Although he later said that he had misspoken and that he should have said “Israel lobby” that statement was widely used by his opponents to indicate, according to them, that he was an anti-Semite. Those opponents also signaled that he was willing to engage Hamas in discussions, as if avoiding Hamas for years would have led to any positive outcome. “Great powers have the responsibility to engage,” Hagel declared recently.

“I don’t know of a better role model or an individual to point to than Yitzchak Rabin. What Yitzchak Rabin did, what he represented, what he represents is hope, that in his memory, in his honor, but for his courage and boldness, we can come back with a Rabin too. It takes leaders on the other side. Sadat, Begin. It will take a unique set of leaders to do this. It’s possible. Leaders can change the world,” Hagel stated in 2008 at the Israel Policy Forum.

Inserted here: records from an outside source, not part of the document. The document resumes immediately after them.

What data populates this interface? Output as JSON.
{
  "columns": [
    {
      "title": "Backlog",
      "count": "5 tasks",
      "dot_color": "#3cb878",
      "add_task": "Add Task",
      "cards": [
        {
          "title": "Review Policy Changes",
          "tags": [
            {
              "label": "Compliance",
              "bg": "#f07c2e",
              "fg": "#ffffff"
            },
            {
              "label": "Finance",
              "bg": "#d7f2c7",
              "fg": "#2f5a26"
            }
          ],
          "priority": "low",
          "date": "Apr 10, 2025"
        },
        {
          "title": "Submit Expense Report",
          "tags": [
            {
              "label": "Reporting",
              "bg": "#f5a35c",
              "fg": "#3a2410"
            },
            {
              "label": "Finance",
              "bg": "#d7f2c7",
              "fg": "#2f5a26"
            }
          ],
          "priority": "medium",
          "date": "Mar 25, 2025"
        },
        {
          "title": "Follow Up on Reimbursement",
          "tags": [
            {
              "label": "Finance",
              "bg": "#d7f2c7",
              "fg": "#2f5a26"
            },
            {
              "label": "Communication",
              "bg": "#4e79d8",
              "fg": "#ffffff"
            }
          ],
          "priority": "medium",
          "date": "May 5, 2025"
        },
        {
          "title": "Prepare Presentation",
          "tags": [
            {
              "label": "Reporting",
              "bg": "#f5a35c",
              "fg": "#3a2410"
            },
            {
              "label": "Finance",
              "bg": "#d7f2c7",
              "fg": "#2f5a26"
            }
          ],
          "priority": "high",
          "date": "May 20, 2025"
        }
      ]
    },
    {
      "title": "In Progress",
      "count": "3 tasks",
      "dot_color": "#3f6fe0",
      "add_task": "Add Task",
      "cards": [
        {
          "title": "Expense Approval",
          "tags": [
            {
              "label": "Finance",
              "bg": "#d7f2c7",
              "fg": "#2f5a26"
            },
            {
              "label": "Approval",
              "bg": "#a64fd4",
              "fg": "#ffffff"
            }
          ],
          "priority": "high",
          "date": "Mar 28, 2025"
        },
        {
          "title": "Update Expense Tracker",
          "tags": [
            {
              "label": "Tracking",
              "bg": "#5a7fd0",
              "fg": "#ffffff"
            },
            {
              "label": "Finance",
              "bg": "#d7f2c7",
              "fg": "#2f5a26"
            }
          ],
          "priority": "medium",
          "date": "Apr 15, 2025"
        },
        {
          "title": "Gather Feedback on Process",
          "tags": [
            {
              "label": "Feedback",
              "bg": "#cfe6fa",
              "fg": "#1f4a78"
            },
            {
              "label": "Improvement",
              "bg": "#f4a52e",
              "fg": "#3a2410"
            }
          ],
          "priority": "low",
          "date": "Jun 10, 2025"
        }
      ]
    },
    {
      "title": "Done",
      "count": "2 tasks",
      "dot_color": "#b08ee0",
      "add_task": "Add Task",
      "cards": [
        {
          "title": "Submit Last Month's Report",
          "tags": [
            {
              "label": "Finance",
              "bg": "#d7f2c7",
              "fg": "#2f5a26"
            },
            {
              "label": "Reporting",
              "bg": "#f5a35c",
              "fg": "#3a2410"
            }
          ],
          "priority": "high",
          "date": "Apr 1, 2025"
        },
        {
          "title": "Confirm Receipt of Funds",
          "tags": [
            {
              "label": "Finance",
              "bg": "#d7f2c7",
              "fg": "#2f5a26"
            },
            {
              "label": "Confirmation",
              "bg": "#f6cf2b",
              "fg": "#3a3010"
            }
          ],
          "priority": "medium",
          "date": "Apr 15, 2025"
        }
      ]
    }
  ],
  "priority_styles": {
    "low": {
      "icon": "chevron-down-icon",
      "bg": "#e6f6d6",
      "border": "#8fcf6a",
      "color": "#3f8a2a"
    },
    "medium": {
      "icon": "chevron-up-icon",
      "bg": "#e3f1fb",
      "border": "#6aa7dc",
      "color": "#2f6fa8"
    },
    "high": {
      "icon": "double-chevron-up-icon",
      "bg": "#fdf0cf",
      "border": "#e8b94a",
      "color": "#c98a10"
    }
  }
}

Not all pro-Israel lobbyists are antagonized by his stand on Middle East issues. Jeremy Ben-Ami, President of J Street, a pro-Israel liberal Jewish lobby stated recently, “He’s one of the most experienced and knowledgeable people in American policy today when it comes to national security matters, and I think the president would be very well-served by a veteran with a deep grasp of both the potential and the limitations of military power.”

Hagel has been also sharply criticized for being an outspoken caller for dialogue and diplomacy with Iran. Recent history has clearly shown than sanctions and antagonism towards the Iranian regime haven’t changed any of its policies and have only hurt ordinary Iranians.

Hagel’s views on the Middle East, and on the need to curb the Pentagon budget to create a trimmer, more effective military, have gained him the antagonism of several conservative groups.

A more balanced view of Hagel, however, can be found in a recent letter to the editor by four former national security advisers: James L. Jones, Brent Scowcroft, Zbigniew Brzezinski and Frank Carlucci. Writing in the Washington Post they stated,

“Mr. Hagel is a man of unshakable integrity and wisdom who has served his country in the most distinguished manner in peace and war. He is a rare example of a public servant willing to rise above partisan politics to advance the interests of the United States and its friends and allies. Moreover, it is damaging to the quality of our civil discourse for prospective Cabinet nominees to be subjected to such vicious attacks on their character before an official nomination. This type of behavior will only discourage future prospective nominees from public service when our country badly needs quality leadership in government.”

Dr. Cesar Chelala is the foreign correspondent for The Middle East Times International (Australia).


Copyright 2007